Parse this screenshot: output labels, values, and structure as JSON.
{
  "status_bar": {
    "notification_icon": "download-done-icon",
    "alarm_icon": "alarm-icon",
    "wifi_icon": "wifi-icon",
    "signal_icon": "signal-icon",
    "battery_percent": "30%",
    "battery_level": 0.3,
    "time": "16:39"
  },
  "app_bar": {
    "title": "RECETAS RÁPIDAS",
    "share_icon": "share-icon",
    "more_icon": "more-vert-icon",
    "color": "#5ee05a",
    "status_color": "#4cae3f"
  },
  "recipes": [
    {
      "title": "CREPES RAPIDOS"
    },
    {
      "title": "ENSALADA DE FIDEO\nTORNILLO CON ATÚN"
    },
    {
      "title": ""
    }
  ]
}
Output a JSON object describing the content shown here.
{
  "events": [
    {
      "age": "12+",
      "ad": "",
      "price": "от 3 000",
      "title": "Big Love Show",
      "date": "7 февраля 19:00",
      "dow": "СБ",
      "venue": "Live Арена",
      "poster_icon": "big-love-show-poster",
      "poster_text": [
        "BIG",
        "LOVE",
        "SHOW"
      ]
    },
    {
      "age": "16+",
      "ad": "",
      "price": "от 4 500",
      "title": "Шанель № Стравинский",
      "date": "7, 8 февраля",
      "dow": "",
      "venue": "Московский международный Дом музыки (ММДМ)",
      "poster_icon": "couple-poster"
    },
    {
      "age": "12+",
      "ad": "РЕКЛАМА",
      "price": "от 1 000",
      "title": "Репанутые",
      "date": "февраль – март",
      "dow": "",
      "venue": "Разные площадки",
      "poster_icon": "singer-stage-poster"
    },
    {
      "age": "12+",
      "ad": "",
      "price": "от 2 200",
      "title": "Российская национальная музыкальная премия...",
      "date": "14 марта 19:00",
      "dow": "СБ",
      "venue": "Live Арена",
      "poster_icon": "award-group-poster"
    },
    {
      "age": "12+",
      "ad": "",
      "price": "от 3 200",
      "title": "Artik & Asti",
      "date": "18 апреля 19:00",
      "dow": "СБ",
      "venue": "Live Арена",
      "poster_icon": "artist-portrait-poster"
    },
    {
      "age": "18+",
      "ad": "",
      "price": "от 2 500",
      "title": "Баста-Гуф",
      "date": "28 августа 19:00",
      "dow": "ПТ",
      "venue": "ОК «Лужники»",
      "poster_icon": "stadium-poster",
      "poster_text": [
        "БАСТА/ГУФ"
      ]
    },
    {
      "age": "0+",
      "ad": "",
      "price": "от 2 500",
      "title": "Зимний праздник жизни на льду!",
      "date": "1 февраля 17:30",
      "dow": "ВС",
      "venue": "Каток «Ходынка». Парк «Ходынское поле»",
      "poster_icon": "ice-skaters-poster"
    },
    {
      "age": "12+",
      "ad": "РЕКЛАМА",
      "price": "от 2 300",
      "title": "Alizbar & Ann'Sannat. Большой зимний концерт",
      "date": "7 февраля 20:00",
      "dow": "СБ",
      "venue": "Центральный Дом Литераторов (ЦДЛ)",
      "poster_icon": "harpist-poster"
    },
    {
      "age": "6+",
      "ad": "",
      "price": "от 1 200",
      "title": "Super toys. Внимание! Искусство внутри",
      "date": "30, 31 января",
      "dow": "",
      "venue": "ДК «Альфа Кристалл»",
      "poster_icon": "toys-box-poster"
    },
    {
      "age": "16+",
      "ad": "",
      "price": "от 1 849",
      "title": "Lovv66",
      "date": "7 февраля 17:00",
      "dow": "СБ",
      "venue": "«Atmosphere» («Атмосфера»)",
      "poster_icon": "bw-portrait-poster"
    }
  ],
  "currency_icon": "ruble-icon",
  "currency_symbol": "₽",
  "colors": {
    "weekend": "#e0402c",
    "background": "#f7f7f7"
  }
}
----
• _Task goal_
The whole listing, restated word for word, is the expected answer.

• _Solution for this task_
Parse this screenshot: output labels, values, and structure as JSON.
{
  "status_bar": {
    "notification_icon": "download-done-icon",
    "alarm_icon": "alarm-icon",
    "wifi_icon": "wifi-icon",
    "signal_icon": "signal-icon",
    "battery_percent": "30%",
    "battery_level": 0.3,
    "time": "16:39"
  },
  "app_bar": {
    "title": "RECETAS RÁPIDAS",
    "share_icon": "share-icon",
    "more_icon": "more-vert-icon",
    "color": "#5ee05a",
    "status_color": "#4cae3f"
  },
  "recipes": [
    {
      "title": "CREPES RAPIDOS"
    },
    {
      "title": "ENSALADA DE FIDEO\nTORNILLO CON ATÚN"
    },
    {
      "title": ""
    }
  ]
}
Output a JSON object describing the content shown here.
{
  "events": [
    {
      "age": "12+",
      "ad": "",
      "price": "от 3 000",
      "title": "Big Love Show",
      "date": "7 февраля 19:00",
      "dow": "СБ",
      "venue": "Live Арена",
      "poster_icon": "big-love-show-poster",
      "poster_text": [
        "BIG",
        "LOVE",
        "SHOW"
      ]
    },
    {
      "age": "16+",
      "ad": "",
      "price": "от 4 500",
      "title": "Шанель № Стравинский",
      "date": "7, 8 февраля",
      "dow": "",
      "venue": "Московский международный Дом музыки (ММДМ)",
      "poster_icon": "couple-poster"
    },
    {
      "age": "12+",
      "ad": "РЕКЛАМА",
      "price": "от 1 000",
      "title": "Репанутые",
      "date": "февраль – март",
      "dow": "",
      "venue": "Разные площадки",
      "poster_icon": "singer-stage-poster"
    },
    {
      "age": "12+",
      "ad": "",
      "price": "от 2 200",
      "title": "Российская национальная музыкальная премия...",
      "date": "14 марта 19:00",
      "dow": "СБ",
      "venue": "Live Арена",
      "poster_icon": "award-group-poster"
    },
    {
      "age": "12+",
      "ad": "",
      "price": "от 3 200",
      "title": "Artik & Asti",
      "date": "18 апреля 19:00",
      "dow": "СБ",
      "venue": "Live Арена",
      "poster_icon": "artist-portrait-poster"
    },
    {
      "age": "18+",
      "ad": "",
      "price": "от 2 500",
      "title": "Баста-Гуф",
      "date": "28 августа 19:00",
      "dow": "ПТ",
      "venue": "ОК «Лужники»",
      "poster_icon": "stadium-poster",
      "poster_text": [
        "БАСТА/ГУФ"
      ]
    },
    {
      "age": "0+",
      "ad": "",
      "price": "от 2 500",
      "title": "Зимний праздник жизни на льду!",
      "date": "1 февраля 17:30",
      "dow": "ВС",
      "venue": "Каток «Ходынка». Парк «Ходынское поле»",
      "poster_icon": "ice-skaters-poster"
    },
    {
      "age": "12+",
      "ad": "РЕКЛАМА",
      "price": "от 2 300",
      "title": "Alizbar & Ann'Sannat. Большой зимний концерт",
      "date": "7 февраля 20:00",
      "dow": "СБ",
      "venue": "Центральный Дом Литераторов (ЦДЛ)",
      "poster_icon": "harpist-poster"
    },
    {
      "age": "6+",
      "ad": "",
      "price": "от 1 200",
      "title": "Super toys. Внимание! Искусство внутри",
      "date": "30, 31 января",
      "dow": "",
      "venue": "ДК «Альфа Кристалл»",
      "poster_icon": "toys-box-poster"
    },
    {
      "age": "16+",
      "ad": "",
      "price": "от 1 849",
      "title": "Lovv66",
      "date": "7 февраля 17:00",
      "dow": "СБ",
      "venue": "«Atmosphere» («Атмосфера»)",
      "poster_icon": "bw-portrait-poster"
    }
  ],
  "currency_icon": "ruble-icon",
  "currency_symbol": "₽",
  "colors": {
    "weekend": "#e0402c",
    "background": "#f7f7f7"
  }
}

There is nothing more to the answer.